The point of no return
Attacking the challenge of cooling in the data centre with colder and forced air is nothing more than staying in line with what the industry has been doing for the last 50 years – a typical evolution of ‘adding fuel to the fire’. And it is also a process which, like any evolution, is destined to end: data centres increasingly require higher densities (reaching 100 kW per rack will soon be normal and necessary) and it is simply not possible to think of cooling them with traditional methods (that is, by means of air). We must accept that we have already reached the point of no return.
Immersion Cooling is a revolution that changes the rules of the game and opens the opportunity to irrefutable energy savings and heat reuse.
Immersion Cooling: Back to the future
Liquid immersion cooling is not a new technology, it has been widely used since the 1940s to cool high-voltage transformers.
In recent years, Immersion Cooling has returned to the spotlight and there is evidence that it will represent the most efficient cooling solution in the years to come and become mainstream in the not-so-distant future. In spite of the experts’ forecast, according to which the Immersion Cooling market in data centres is anticipated to register a CAGR of over 40%, during the forecast period (2020-2025), not everybody is fully convinced that Immersion Cooling can represent a viable solution. Submer (among others) is invested in Liquid Immersion Cooling and is gathering increasing support for its vision of this tech as the present and the future of next-generation data centres.

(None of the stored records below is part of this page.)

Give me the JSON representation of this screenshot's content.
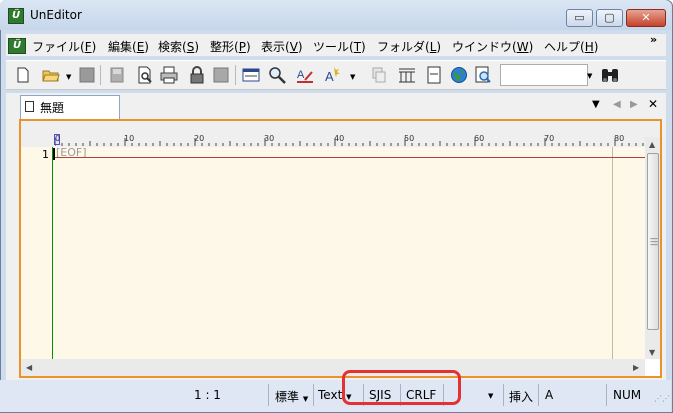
{
  "window": {
    "title": "UnEditor",
    "minimize_glyph": "▭",
    "maximize_glyph": "▢",
    "close_glyph": "✕"
  },
  "menu": {
    "items": [
      {
        "label": "ファイル(",
        "key": "F",
        "suffix": ")"
      },
      {
        "label": "編集(",
        "key": "E",
        "suffix": ")"
      },
      {
        "label": "検索(",
        "key": "S",
        "suffix": ")"
      },
      {
        "label": "整形(",
        "key": "P",
        "suffix": ")"
      },
      {
        "label": "表示(",
        "key": "V",
        "suffix": ")"
      },
      {
        "label": "ツール(",
        "key": "T",
        "suffix": ")"
      },
      {
        "label": "フォルダ(",
        "key": "L",
        "suffix": ")"
      },
      {
        "label": "ウインドウ(",
        "key": "W",
        "suffix": ")"
      },
      {
        "label": "ヘルプ(",
        "key": "H",
        "suffix": ")"
      }
    ],
    "overflow": "»"
  },
  "toolbar": {
    "icons": [
      "new-file-icon",
      "open-folder-icon",
      "save-icon",
      "save-all-icon",
      "print-preview-icon",
      "print-icon",
      "lock-icon",
      "close-doc-icon",
      "window-icon",
      "find-icon",
      "replace-icon",
      "grep-icon",
      "copy-icon",
      "columns-icon",
      "document-icon",
      "globe-icon",
      "web-search-icon",
      "binoculars-icon"
    ],
    "search_value": ""
  },
  "tab": {
    "label": "無題",
    "controls": {
      "menu": "▼",
      "prev": "◀",
      "next": "▶",
      "close": "✕"
    }
  },
  "ruler": {
    "marks": [
      "0",
      "10",
      "20",
      "30",
      "40",
      "50",
      "60",
      "70",
      "80"
    ]
  },
  "editor": {
    "line_number": "1",
    "eof_text": "[EOF]"
  },
  "status": {
    "position": "1 : 1",
    "mode": "標準",
    "file_type": "Text",
    "encoding": "SJIS",
    "line_ending": "CRLF",
    "insert_mode": "挿入",
    "ime": "A",
    "numlock": "NUM"
  },
  "colors": {
    "highlight_box": "#e53131",
    "editor_border": "#e8932c",
    "editor_background": "#fdf8e8"
  }
}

It has been observed that, Moore’s Law (according to which the number of transistors in a dense integrated circuit doubles about every two years) is slowing down and that, sooner or later, we will get to its inevitable demise. Alex Carrol, Managing Member at Lifeline Data Centers, said: “When the average per rack power density is greater than 7 kW per rack, the space utilisation goes down to almost 50%. This is because almost 50% of the space is then needed by power and cooling equipment alone and only 50% of the space can be utilised by the actual IT equipment.”
All these observations make a case for Immersion Cooling as the most efficient clean tech guaranteeing unprecedented IT hardware densities compared to air cooling (Submer’s solution allows to achieve >100kW per rack footprint while saving 99% of cooling costs).
We are nearing the second half of 2020 and we have seen more and more cases that would confirm this tendency (from Google to Facebook).
Nevertheless, there is still a certain resistance by some of the most traditional companies in accepting a technology that, despite it being invented some decades ago, is only now slowly becoming accepted as what it is a major disruptive solution that will change data centre operations and design.
Education, the first step for a revolution
At Submer, we believe that innovation can and must be sustainable. Every day, we work to find the best solutions to make operating and constructing data centres and supercomputers as efficient as possible and to have little or positive impact on the environment around them (reducing their footprint and their consumption of precious resources such as water).
It is time for the data centre industry to turn over a new leaf. It is time to challenge how data centres are perceived and understood today and create deep change in the way technology and humans behave.